Write the data below out in full, exactly as it stands.
--- Available data ---
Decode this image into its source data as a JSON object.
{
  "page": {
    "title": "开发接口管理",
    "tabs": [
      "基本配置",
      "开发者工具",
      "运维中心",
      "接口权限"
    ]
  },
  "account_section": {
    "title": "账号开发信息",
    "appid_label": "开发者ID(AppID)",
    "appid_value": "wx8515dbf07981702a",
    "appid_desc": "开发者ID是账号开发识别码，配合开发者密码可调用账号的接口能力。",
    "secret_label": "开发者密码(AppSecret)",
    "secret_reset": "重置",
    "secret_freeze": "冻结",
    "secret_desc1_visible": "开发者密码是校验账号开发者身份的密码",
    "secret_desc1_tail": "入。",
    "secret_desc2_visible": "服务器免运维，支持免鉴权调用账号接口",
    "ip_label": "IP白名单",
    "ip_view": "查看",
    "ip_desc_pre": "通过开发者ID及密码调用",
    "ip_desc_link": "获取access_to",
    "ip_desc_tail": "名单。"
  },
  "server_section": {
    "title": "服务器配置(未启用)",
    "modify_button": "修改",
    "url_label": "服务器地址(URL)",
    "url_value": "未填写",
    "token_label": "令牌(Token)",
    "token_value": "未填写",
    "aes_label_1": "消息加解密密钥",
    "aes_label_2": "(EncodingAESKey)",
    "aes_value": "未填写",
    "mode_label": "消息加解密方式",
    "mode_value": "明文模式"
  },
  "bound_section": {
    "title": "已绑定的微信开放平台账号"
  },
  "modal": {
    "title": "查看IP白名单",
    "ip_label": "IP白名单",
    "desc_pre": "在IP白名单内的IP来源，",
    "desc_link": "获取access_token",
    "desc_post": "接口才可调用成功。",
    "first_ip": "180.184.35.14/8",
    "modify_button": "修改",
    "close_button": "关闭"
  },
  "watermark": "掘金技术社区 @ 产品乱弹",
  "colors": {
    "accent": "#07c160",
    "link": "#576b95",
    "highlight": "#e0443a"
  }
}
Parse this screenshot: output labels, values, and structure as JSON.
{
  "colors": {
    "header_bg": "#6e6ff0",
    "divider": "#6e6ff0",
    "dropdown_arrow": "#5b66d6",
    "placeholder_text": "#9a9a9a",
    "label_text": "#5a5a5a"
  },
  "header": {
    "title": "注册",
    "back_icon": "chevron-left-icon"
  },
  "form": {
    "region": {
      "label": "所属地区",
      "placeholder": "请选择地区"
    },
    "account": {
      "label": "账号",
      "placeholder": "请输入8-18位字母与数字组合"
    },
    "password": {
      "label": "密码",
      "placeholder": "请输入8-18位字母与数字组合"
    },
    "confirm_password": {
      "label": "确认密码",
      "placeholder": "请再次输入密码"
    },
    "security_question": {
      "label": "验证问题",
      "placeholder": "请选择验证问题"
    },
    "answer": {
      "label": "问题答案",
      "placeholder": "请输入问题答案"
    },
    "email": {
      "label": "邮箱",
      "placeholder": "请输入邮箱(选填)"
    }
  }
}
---
> _Solution for this problem_:
Decode this image into its source data as a JSON object.
{
  "page": {
    "title": "开发接口管理",
    "tabs": [
      "基本配置",
      "开发者工具",
      "运维中心",
      "接口权限"
    ]
  },
  "account_section": {
    "title": "账号开发信息",
    "appid_label": "开发者ID(AppID)",
    "appid_value": "wx8515dbf07981702a",
    "appid_desc": "开发者ID是账号开发识别码，配合开发者密码可调用账号的接口能力。",
    "secret_label": "开发者密码(AppSecret)",
    "secret_reset": "重置",
    "secret_freeze": "冻结",
    "secret_desc1_visible": "开发者密码是校验账号开发者身份的密码",
    "secret_desc1_tail": "入。",
    "secret_desc2_visible": "服务器免运维，支持免鉴权调用账号接口",
    "ip_label": "IP白名单",
    "ip_view": "查看",
    "ip_desc_pre": "通过开发者ID及密码调用",
    "ip_desc_link": "获取access_to",
    "ip_desc_tail": "名单。"
  },
  "server_section": {
    "title": "服务器配置(未启用)",
    "modify_button": "修改",
    "url_label": "服务器地址(URL)",
    "url_value": "未填写",
    "token_label": "令牌(Token)",
    "token_value": "未填写",
    "aes_label_1": "消息加解密密钥",
    "aes_label_2": "(EncodingAESKey)",
    "aes_value": "未填写",
    "mode_label": "消息加解密方式",
    "mode_value": "明文模式"
  },
  "bound_section": {
    "title": "已绑定的微信开放平台账号"
  },
  "modal": {
    "title": "查看IP白名单",
    "ip_label": "IP白名单",
    "desc_pre": "在IP白名单内的IP来源，",
    "desc_link": "获取access_token",
    "desc_post": "接口才可调用成功。",
    "first_ip": "180.184.35.14/8",
    "modify_button": "修改",
    "close_button": "关闭"
  },
  "watermark": "掘金技术社区 @ 产品乱弹",
  "colors": {
    "accent": "#07c160",
    "link": "#576b95",
    "highlight": "#e0443a"
  }
}
Parse this screenshot: output labels, values, and structure as JSON.
{
  "colors": {
    "header_bg": "#6e6ff0",
    "divider": "#6e6ff0",
    "dropdown_arrow": "#5b66d6",
    "placeholder_text": "#9a9a9a",
    "label_text": "#5a5a5a"
  },
  "header": {
    "title": "注册",
    "back_icon": "chevron-left-icon"
  },
  "form": {
    "region": {
      "label": "所属地区",
      "placeholder": "请选择地区"
    },
    "account": {
      "label": "账号",
      "placeholder": "请输入8-18位字母与数字组合"
    },
    "password": {
      "label": "密码",
      "placeholder": "请输入8-18位字母与数字组合"
    },
    "confirm_password": {
      "label": "确认密码",
      "placeholder": "请再次输入密码"
    },
    "security_question": {
      "label": "验证问题",
      "placeholder": "请选择验证问题"
    },
    "answer": {
      "label": "问题答案",
      "placeholder": "请输入问题答案"
    },
    "email": {
      "label": "邮箱",
      "placeholder": "请输入邮箱(选填)"
    }
  }
}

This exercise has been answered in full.